──────── Data for processing ────────

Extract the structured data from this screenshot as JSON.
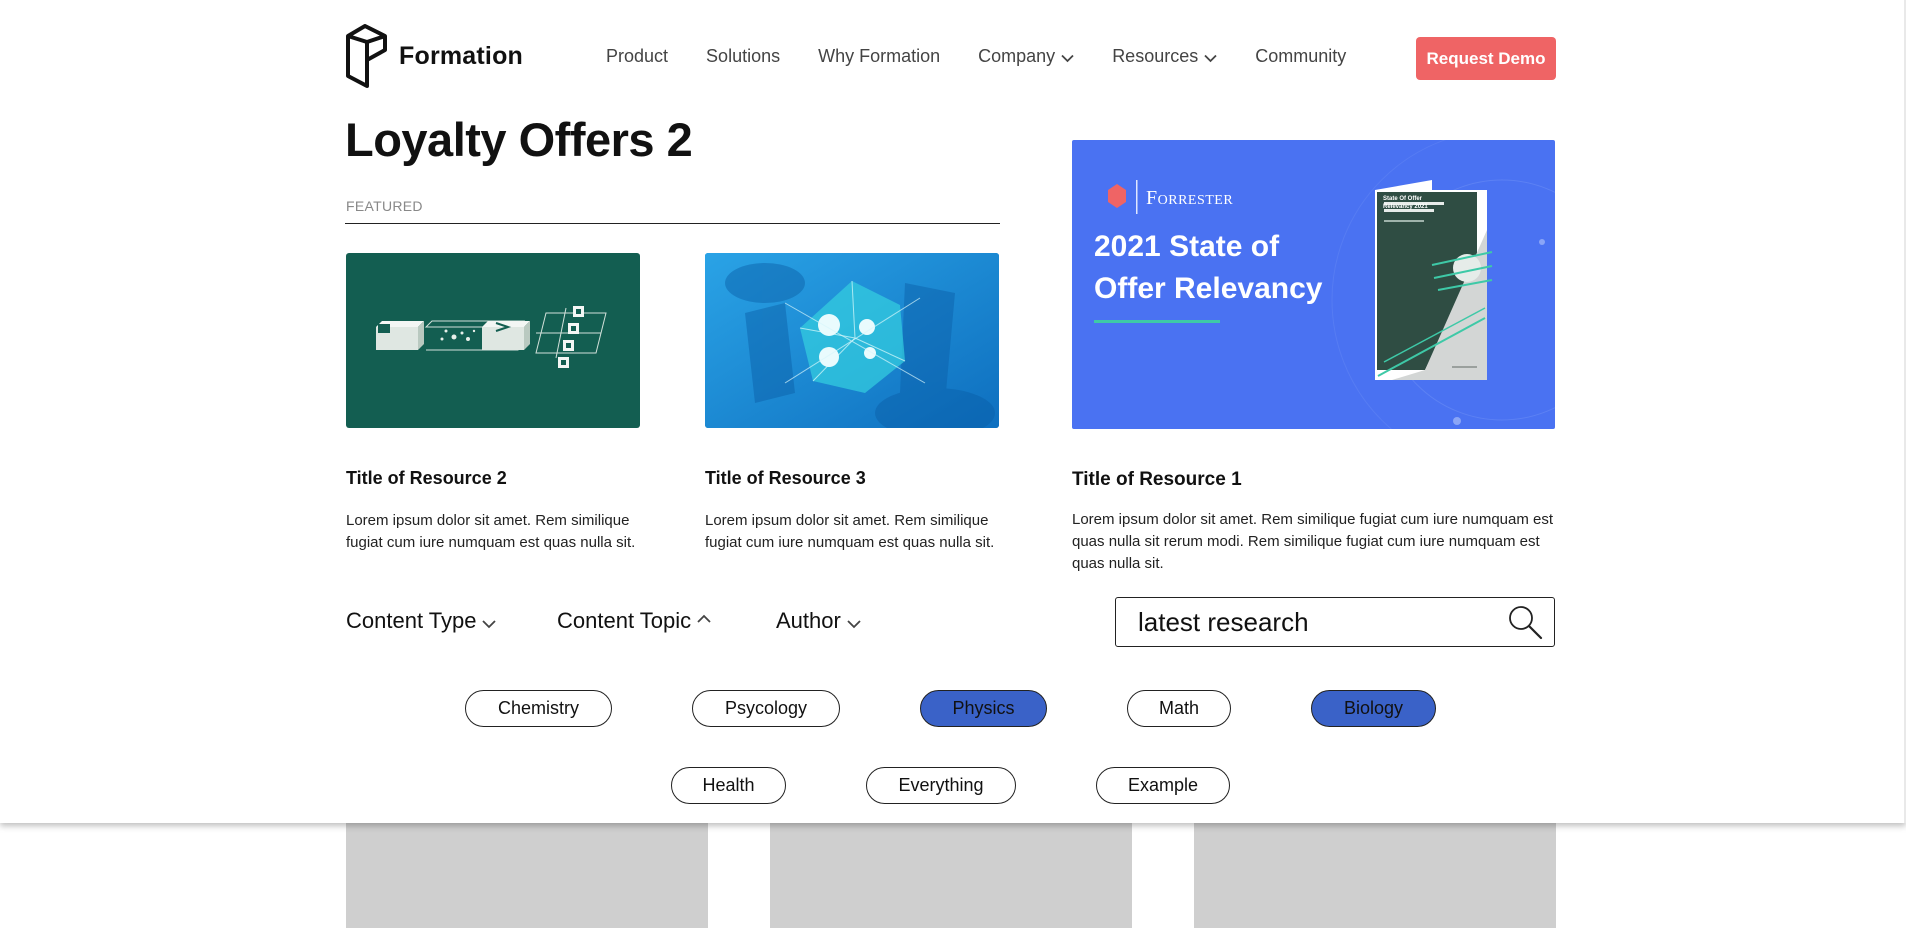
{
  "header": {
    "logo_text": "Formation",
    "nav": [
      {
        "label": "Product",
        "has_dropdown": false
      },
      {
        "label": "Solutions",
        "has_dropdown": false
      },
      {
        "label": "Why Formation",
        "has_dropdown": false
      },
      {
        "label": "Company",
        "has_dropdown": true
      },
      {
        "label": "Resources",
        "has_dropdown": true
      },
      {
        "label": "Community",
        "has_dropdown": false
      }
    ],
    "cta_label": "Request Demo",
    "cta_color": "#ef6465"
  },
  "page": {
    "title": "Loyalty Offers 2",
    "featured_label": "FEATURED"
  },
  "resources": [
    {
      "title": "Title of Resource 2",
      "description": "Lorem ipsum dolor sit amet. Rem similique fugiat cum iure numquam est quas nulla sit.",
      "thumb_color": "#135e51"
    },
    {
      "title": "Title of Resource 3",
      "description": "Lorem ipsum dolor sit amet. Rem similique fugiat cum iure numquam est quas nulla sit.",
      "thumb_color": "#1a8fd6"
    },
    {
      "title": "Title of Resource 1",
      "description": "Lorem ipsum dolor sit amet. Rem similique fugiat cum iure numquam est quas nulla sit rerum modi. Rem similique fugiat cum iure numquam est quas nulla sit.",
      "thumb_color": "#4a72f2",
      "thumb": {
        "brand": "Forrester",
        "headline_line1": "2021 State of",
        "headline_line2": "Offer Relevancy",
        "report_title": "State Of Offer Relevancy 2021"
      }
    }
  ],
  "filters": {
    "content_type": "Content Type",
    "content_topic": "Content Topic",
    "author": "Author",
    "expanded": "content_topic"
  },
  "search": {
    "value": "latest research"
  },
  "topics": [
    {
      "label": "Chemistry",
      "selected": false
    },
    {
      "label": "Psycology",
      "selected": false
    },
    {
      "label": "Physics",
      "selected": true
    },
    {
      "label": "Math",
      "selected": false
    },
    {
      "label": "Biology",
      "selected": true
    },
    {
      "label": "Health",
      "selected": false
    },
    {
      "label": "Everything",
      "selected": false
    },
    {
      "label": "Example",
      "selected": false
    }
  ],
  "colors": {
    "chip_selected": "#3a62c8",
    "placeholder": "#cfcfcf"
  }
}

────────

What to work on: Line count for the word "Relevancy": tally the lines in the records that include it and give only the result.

Response below: 2